Cold regions experience some of the most dynamic hydrodynamic processes on the planet and are undergoing rapid environmental change from rising sea levels, increased storms, and melting permafrost. While there is no universally accepted definition of a cold region or cold climate, it generally includes regions that experience harsh winter storms and ice, scouring currents for at least part of the year. These harsh environments may also limit substrate and vegetation options and are often remote posing additional logistics and travel challenges to working in these regions. The entire coastline of Canada, and parts of the U.S. northeast and Pacific northwest coasts, Great Lakes, and Alaska are situated in cold regions.
The 5-day event featured field visits, a two-day symposium for development of Canada-specific natural infrastructure guidelines and a workshop to engage critical discourse around the feasibility of nature-based adaptation to climate change by defining successful cases, developing frameworks, and mobilizing collective lessons learned.
Dr. Jeff King, Deputy Lead for the EWN Program was the invited keynote speaker for the event. He emphasized cross-border collaboration and knowledge sharing between the countries as a way to accelerate the use of nature-based solutions. He identified six knowledge gaps and barriers: engineering methods and standards, improved benefit/cost analysis, monitoring and evaluation of performance, integration of people and policy, governance specific to NBS, education and training at all levels.
As part of the event, a symposium was held to support chapter development for a Canadian Engineering Guidance document focused on cold regions. This document will build on USACE’s 2021 International NNBF Guidelines by focusing on rocky shores, permafrost, and beaches in cold regions. This was an opportunity for EWN to share lessons learned, from development of the International NNBF Guidelines and subsequent research, with Canada.

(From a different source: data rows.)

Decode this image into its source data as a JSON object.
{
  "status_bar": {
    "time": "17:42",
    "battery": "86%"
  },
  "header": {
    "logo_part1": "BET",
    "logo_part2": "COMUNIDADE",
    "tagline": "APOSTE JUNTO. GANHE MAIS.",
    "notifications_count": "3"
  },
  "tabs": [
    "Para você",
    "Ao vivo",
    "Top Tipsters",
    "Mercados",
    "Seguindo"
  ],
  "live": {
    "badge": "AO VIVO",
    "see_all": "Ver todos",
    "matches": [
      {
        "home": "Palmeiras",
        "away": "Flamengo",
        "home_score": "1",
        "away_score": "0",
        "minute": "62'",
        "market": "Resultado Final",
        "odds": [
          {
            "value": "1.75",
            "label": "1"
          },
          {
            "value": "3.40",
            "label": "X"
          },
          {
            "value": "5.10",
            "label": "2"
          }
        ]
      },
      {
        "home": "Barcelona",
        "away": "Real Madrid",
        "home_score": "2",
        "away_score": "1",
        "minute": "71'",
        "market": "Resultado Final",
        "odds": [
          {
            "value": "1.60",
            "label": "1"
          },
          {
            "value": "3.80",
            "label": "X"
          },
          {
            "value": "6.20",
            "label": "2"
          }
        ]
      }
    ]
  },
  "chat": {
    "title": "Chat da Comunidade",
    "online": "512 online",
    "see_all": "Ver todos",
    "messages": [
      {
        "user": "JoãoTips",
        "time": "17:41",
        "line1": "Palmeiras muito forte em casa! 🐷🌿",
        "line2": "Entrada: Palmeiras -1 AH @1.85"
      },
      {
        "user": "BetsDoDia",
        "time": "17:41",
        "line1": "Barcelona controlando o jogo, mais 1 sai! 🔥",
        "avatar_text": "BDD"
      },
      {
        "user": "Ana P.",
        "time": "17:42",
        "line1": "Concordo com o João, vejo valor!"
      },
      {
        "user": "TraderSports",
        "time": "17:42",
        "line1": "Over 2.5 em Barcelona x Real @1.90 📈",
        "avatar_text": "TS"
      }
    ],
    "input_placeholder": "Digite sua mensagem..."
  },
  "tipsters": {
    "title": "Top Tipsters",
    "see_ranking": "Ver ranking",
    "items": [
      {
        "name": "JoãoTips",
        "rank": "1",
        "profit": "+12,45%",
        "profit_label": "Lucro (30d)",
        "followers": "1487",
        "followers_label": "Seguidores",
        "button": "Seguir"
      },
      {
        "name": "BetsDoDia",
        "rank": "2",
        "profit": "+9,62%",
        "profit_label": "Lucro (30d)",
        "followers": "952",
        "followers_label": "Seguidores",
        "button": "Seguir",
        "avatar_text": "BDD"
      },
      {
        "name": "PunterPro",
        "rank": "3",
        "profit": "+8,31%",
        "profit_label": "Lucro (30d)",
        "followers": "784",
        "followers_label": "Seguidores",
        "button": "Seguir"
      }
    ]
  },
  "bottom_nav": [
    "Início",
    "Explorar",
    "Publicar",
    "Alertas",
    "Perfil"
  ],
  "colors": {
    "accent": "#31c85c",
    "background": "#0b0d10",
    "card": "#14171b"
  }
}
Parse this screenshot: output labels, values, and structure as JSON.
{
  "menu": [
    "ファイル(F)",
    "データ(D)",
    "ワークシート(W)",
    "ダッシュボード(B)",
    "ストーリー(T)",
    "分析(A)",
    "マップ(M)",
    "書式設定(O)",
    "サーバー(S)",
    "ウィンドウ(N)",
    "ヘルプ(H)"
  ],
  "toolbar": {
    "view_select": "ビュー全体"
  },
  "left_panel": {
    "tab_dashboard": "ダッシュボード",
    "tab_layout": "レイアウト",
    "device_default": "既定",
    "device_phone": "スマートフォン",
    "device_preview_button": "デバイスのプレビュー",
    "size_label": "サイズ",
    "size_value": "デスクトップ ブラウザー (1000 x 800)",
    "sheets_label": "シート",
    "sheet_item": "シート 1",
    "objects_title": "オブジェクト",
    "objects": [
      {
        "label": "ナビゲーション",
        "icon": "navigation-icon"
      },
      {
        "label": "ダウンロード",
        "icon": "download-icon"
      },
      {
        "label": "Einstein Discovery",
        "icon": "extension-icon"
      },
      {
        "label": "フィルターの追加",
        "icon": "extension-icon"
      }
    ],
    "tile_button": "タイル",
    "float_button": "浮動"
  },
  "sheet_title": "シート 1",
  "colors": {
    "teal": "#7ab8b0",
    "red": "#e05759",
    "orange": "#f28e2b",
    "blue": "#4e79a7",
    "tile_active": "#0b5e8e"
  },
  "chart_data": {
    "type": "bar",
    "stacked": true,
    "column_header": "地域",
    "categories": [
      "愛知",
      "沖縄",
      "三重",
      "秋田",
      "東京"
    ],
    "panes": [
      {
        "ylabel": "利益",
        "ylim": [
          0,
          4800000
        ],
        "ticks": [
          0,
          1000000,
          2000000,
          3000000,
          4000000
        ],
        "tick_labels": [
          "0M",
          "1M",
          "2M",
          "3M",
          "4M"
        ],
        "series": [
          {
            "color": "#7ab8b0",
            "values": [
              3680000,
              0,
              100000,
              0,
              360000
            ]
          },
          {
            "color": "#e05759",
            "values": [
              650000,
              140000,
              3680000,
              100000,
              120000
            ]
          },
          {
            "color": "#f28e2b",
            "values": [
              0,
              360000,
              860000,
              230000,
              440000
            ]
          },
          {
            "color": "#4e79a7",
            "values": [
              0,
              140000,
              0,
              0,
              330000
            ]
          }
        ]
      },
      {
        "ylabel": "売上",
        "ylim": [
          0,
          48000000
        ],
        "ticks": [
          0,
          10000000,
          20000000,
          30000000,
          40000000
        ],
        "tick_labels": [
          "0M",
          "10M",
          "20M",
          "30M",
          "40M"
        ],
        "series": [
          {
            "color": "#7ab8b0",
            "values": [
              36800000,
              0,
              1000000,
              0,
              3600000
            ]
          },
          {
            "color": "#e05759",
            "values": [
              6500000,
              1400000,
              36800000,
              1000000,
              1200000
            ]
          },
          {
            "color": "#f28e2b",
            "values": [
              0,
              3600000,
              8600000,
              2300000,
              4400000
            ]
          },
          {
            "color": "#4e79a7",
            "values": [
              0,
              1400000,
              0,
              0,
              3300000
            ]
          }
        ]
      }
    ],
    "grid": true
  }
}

Presented in collaboration with the National Research Council and Coastal Zone Canada’s Cold Regions Shorelines Community of Practice, this combined event connected coastal practitioners, coastal engineers, natural and social scientists, professors, students, planners, politicians, and Indigenous groups.